- · Remove Invalid Uninstaller Information: Not too many things irk me more than trying to uninstall an application and finding out that the uninstall link in Add/Remove Programs is invalid. Spending 30 minutes manually locating and deleting an application’s files is not exactly my favorite thing to do on a Saturday afternoon. The other side to that coin is those applications that do uninstall properly, but still leave behind their entry in Add/Remove Programs. System Mechanic aims to clean up your computer by removing these invalid uninstaller links. Your Add/Remove Programs menu will thank you.
- · Safe Installer: System Mechanic offers a standard installation monitoring utility in the Safe Installer. This is not anything new to market, but again it’s nice to have it as a tool in this toolbox. The fear of many administrators is installing a new application only to find out that it made changes that were unexpected or untraceable. Safe installer puts you in control by tracking all changes made during application installations. This feature is comparable to Windows XP System Restore function.
The last group of tools I will examine are those in the Internet group, as shown in Figure G.
|The Internet tools section consists of two tools.|
|The Eraser was very effective at its job.|
So far I have only covered 11 tools. That leaves these last four items from System Mechanic:

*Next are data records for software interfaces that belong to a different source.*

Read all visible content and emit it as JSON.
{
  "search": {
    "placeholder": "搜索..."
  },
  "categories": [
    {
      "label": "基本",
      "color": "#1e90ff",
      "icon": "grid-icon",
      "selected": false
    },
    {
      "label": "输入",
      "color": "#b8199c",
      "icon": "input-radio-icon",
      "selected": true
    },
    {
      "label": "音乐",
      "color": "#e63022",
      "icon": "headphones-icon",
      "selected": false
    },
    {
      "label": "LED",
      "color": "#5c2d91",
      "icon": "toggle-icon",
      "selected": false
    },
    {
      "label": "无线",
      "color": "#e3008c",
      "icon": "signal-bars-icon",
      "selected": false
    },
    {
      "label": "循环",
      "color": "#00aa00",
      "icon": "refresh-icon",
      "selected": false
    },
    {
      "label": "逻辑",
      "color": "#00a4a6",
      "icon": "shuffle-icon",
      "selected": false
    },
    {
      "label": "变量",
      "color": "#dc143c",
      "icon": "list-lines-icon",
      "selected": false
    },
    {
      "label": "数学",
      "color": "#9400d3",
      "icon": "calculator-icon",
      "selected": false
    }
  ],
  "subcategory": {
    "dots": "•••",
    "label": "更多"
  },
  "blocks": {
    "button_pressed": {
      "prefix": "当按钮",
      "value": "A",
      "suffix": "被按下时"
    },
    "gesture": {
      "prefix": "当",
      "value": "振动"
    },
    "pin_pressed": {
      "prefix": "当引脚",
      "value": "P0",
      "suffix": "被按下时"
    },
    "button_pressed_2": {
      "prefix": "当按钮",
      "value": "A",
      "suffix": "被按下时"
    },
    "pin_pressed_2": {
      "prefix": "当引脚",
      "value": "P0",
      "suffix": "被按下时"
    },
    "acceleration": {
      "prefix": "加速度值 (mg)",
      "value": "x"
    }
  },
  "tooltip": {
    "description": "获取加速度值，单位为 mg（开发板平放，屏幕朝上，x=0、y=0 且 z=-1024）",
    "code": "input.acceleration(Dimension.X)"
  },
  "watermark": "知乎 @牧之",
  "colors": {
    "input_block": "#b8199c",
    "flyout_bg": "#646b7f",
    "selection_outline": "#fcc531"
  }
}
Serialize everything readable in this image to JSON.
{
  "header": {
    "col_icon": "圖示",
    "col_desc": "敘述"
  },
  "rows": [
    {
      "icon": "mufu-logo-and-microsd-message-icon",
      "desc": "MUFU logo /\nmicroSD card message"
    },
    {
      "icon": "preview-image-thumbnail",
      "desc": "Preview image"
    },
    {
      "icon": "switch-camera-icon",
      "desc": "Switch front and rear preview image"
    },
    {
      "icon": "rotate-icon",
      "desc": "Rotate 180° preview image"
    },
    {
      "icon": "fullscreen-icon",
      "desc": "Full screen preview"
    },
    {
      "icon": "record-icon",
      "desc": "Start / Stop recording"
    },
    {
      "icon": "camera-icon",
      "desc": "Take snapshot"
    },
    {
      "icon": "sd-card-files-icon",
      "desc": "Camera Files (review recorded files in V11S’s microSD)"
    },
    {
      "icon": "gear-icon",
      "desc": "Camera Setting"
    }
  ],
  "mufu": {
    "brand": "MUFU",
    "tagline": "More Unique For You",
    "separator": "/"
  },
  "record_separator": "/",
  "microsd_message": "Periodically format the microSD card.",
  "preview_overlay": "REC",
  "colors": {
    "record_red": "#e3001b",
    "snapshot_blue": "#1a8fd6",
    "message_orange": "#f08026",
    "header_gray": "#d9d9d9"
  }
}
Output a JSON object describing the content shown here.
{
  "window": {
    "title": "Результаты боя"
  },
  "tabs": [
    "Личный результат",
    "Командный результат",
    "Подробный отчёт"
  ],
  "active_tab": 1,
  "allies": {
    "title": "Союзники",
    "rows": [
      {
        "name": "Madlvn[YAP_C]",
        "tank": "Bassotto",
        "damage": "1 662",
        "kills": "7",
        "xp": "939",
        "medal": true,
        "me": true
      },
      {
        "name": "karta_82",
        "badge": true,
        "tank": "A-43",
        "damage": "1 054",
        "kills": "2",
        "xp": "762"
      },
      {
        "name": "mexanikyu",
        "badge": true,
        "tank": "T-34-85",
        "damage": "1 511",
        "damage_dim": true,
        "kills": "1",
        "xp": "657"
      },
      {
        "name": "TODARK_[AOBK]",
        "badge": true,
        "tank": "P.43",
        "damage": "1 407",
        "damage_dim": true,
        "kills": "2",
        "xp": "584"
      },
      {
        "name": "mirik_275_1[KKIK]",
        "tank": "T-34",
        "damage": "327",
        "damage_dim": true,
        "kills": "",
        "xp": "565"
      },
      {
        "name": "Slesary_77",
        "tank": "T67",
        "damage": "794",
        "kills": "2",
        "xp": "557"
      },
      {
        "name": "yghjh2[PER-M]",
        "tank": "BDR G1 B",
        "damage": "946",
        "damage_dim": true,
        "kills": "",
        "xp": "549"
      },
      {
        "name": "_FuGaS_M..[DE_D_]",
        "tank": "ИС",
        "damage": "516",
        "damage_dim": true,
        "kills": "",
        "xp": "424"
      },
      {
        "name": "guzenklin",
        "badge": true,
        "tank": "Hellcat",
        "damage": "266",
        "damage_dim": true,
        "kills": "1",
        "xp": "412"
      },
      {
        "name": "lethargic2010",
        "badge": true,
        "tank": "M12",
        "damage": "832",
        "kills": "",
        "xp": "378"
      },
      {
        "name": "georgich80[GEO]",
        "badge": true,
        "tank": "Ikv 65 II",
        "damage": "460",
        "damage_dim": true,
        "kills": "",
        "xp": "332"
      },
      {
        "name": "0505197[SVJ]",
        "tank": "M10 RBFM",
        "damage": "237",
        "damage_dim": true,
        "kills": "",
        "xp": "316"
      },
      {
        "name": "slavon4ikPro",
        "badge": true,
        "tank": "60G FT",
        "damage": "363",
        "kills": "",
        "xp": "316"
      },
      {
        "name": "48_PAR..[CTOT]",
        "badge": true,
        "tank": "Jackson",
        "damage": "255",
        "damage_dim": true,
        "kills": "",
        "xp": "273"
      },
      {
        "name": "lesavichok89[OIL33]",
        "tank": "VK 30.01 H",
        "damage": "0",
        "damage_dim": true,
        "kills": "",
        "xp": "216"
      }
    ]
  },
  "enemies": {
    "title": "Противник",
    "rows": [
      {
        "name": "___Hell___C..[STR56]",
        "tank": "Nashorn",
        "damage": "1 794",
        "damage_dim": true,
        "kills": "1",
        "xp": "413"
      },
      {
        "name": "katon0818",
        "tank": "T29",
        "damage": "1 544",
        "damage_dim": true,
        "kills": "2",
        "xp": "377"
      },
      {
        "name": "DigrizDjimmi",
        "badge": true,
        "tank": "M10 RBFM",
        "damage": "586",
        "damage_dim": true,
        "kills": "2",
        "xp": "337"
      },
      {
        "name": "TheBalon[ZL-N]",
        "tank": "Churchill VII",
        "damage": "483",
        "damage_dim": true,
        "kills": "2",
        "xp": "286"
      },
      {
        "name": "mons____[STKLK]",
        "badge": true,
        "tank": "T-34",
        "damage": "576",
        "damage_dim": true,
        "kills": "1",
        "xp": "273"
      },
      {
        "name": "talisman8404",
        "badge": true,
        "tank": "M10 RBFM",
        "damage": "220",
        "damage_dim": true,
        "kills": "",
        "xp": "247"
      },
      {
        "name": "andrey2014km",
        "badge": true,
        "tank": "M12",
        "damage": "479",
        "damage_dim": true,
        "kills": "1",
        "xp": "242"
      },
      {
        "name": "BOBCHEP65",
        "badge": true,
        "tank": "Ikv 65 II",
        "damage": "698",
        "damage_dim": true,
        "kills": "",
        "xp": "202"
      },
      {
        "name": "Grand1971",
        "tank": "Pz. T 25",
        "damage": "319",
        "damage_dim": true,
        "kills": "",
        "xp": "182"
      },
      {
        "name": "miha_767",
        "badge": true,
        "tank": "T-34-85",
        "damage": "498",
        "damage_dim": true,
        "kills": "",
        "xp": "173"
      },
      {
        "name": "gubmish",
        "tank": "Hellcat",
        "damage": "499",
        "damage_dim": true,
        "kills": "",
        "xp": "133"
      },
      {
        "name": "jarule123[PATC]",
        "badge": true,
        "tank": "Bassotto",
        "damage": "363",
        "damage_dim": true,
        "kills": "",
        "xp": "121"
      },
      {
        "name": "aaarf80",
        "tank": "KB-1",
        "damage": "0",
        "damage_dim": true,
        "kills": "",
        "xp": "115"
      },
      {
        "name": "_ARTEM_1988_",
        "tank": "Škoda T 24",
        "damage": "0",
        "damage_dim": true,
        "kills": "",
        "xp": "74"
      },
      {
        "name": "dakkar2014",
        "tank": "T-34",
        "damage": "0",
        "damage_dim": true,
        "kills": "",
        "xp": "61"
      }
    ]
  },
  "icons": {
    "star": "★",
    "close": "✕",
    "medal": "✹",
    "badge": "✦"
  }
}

|Scheduled Maintenance is always a good idea.|
- · Maintenance Wizard: The Maintenance Wizard walks you through a quick and easy process to configure several important maintenance tasks for automatic completion on your system. Think of this tool as the easier, but less capable, version of the Scheduled Maintenance utility mentioned above.
- · Tool Action Logs And System Statistics: System Mechanic keeps a full set of logs and statistics on its actions and tests. You can look back at this information to keep track of what System Mechanic has done to your computer.
- · Iolo WebUpdate – This works just like Windows Update or Norton LiveUpdate to keep your registered copy of System Mechanic up to date as new versions are released. It works very quickly and is easy to use. After putting System Mechanic through its paces on my workstation, I ran the WebUpdate function and downloaded a point upgrade to the application without any problems.
In the end
System Mechanic performed above my expectations. Its low entry point of $59.95 per computer quickly decreases to a very affordable price. For example if you buy 10 licenses, it will set you back only $399.95, a savings of 33 percent. What’s even better than affordable licensing is the fact that Iolo Technologies offers the Mobile Toolkit volume that can be run completely from a CD-ROM to allow for the maintenance on any computer without the need to install the application. In a networked environment, this can be taken one step further, with support personnel running the application from a networked CD-ROM drive.
I found System Mechanic to be a well-constructed application and one that I will definitely include in my own administrative toolkit. While it is true that many of these tasks can be accomplished in other ways (often natively within Windows), I personally want to work smarter, not harder—and System Mechanic makes that a reality.